Last week the Confederation of British Industry warned that mistrust between banks is now worse than it was last autumn. The warning comes amid continuing turmoil in the banking sector and government preparations to unveil changes to the supervision of banks’ liquidity.
So, this week Mortgage Strategy asks… What could the government do to restore public confidence in banks?
James Ramsden, 48, IT developer
The government must take steps to restore confidence in the banking sector. Bearing in mind the fact that Northern Rock has been nationalised, it should not allow ex-chief executive Adam Applegarth to take his big pay-off. It seems he has profited despite nearly bringing the bank down. Of course banks exist to make money but the government should guarantee higher levels of savers’ deposits.
Patrick Dunne, 27, waiter
Plenty of banks’ shares are falling in value but I don’t see what the government can do about it. I’ve been with HSBC since I was 17 and haven’t lost faith in it yet. Some banks have lent to consumers who can’t afford to pay their loans back and that’s immoral. I don’t think the government is brave enough to stand up to banks but it could curtail their advertisements aimed at consumers in financial difficulties.
Tim Telling, 30, freelance writer

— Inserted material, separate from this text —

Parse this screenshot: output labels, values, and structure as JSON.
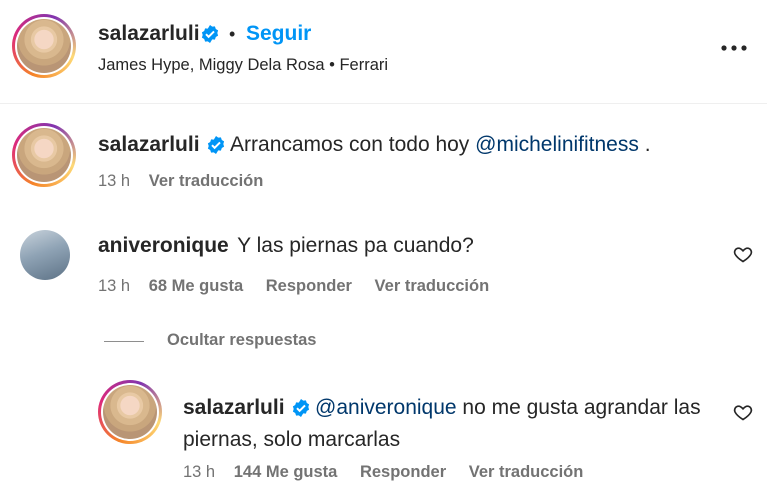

I don’t feel too anxious about banks because I only regard them as a utility. The economy has been through a healthy period and banks have become arrogant when it comes to making money. It seems that some will lend to anyone with opposable thumbs. I’m not sure what the government can do – after all, it doesn’t provide sub-prime mortgages. And anyway, if it does anything, will it be protecting the interests of banks or single mothers saddled with mortgages they can’t afford?
Michael Purvis, 40, engineer
I trust my bank as much as any other organisation. Not all the problems that have occurred in the banking sector are banks’ fault. To some extent the government caused some of the difficulties – particularly those with NR – by having a system whereby the Bank of England, the Financial Services Authority and the Treasury act alongside each other. There does not seem to be a single person or institution in charge. The government could help prevent situations like NR in future by giving regulatory powers to someone who could take charge of all three organisations.
Andy Parker, 48, project manager
The government must change its plans for when something goes wrong in the banking industry – the NR crisis demonstrated this above anything else. The government should have a system in place whereby if anything goes seriously wrong, it can take quick and decisive action. I don’t think it will make much difference if the government raises the level of consumers’ savings it guarantees.
Maria Phillips, 32, legal secretary
Perhaps the government could work with the BoE to figure out a way to pump more liquidity into the market. This might go some way towards increasing trust in banks. But having said that, no matter what the government does, it will be difficult to change the way consumers think.
Gaye McDonald, 18, model
It doesn’t matter what the government does, it won’t change how I think about banks and the way they operate. The only positive thing the government could do would be to look at banks’ advertisements and ensure consumers aren’t suckered into taking out loans they can’t afford. If we live in an age where smoking in pubs can be banned, surely the government can look at the nature of advertising loans to people in financial difficulty.
Alistair Hills, 24, event manager
There’s not much the government can do to restore the public’s trust in banks, or in the economy for that matter. It’s going to take some time for the financial markets to get back to normal. Perhaps the government or the regulator could take a look at situations in which consumers borrow too much money, but then again I guess that’s always going to happen.
Shola Jahromi, 24, advertising consultant
The government should do more to help students and it should also regulate banks more tightly when it comes to credit cards – especially the way they issue them to students so freely. Another thing it could do is take a look at student loans and how expensive they become after university. I know several people who have been put off going to university because of the expense. The government needs to work out how to improve the standard of students’ finances.